Citation: Adeshakin FO, Adeshakin AO, Afolabi LO, Yan D, Zhang G and Wan X (2021) Mechanisms for Modulating Anoikis Resistance in Cancer and the Relevance of Metabolic Reprogramming. Front. Oncol. 11:626577. doi: 10.3389/fonc.2021.626577
Received: 06 November 2020; Accepted: 08 February 2021;
Published: 29 March 2021.
Edited by:Yong Teng, Augusta University, United States
Reviewed by:Helena Bonciani Nader, Federal University of São Paulo, Brazil
Mariafrancesca Scalise, University of Calabria, Italy

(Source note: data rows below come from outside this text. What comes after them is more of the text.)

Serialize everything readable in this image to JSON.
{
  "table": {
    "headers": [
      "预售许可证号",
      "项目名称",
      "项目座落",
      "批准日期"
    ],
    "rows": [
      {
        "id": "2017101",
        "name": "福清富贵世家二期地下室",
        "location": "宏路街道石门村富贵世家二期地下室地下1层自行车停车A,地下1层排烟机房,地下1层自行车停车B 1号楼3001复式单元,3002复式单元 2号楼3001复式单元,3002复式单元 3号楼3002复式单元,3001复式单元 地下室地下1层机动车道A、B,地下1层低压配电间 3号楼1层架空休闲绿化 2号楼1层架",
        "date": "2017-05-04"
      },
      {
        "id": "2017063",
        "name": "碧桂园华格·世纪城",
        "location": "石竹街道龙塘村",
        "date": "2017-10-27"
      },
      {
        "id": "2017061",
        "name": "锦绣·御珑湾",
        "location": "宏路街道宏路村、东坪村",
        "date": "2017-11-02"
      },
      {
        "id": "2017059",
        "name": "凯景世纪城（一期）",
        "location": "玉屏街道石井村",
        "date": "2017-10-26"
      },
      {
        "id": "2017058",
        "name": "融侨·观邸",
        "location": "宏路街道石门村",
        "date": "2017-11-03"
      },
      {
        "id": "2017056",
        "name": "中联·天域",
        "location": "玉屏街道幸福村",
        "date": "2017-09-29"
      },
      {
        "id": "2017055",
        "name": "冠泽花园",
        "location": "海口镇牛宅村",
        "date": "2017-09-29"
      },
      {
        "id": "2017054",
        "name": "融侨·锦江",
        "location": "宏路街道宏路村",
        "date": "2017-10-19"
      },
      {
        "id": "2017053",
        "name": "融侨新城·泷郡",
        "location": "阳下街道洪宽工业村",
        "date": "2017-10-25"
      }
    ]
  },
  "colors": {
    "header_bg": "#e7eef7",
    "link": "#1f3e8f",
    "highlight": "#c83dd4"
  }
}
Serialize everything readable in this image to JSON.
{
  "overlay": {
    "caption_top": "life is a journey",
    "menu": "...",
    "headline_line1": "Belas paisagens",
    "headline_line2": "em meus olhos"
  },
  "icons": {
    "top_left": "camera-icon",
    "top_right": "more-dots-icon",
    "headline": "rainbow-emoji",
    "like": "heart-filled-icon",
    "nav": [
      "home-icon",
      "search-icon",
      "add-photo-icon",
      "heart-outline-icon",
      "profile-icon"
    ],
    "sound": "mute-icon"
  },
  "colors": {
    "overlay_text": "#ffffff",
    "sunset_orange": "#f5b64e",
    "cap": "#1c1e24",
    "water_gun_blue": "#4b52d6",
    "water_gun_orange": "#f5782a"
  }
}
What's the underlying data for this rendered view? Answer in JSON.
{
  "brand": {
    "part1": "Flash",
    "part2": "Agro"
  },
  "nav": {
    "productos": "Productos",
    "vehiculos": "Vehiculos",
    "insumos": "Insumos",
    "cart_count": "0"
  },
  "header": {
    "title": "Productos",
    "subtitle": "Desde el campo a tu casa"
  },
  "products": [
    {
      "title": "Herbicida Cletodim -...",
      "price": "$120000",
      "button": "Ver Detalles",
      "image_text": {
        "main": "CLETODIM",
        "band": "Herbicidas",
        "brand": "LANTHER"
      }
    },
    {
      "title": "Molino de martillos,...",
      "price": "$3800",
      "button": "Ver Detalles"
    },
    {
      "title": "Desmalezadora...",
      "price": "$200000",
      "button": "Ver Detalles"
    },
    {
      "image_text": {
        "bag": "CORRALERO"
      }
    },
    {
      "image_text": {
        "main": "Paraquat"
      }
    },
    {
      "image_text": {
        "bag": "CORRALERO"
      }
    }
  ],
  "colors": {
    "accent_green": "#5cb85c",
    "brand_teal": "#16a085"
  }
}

Copyright © 2021 Adeshakin, Adeshakin, Afolabi, Yan, Zhang and Wan. This is an open-access article distributed under the terms of the Creative Commons Attribution License (CC BY). The use, distribution or reproduction in other forums is permitted, provided the original author(s) and the copyright owner(s) are credited and that the original publication in this journal is cited, in accordance with accepted academic practice. No use, distribution or reproduction is permitted which does not comply with these terms.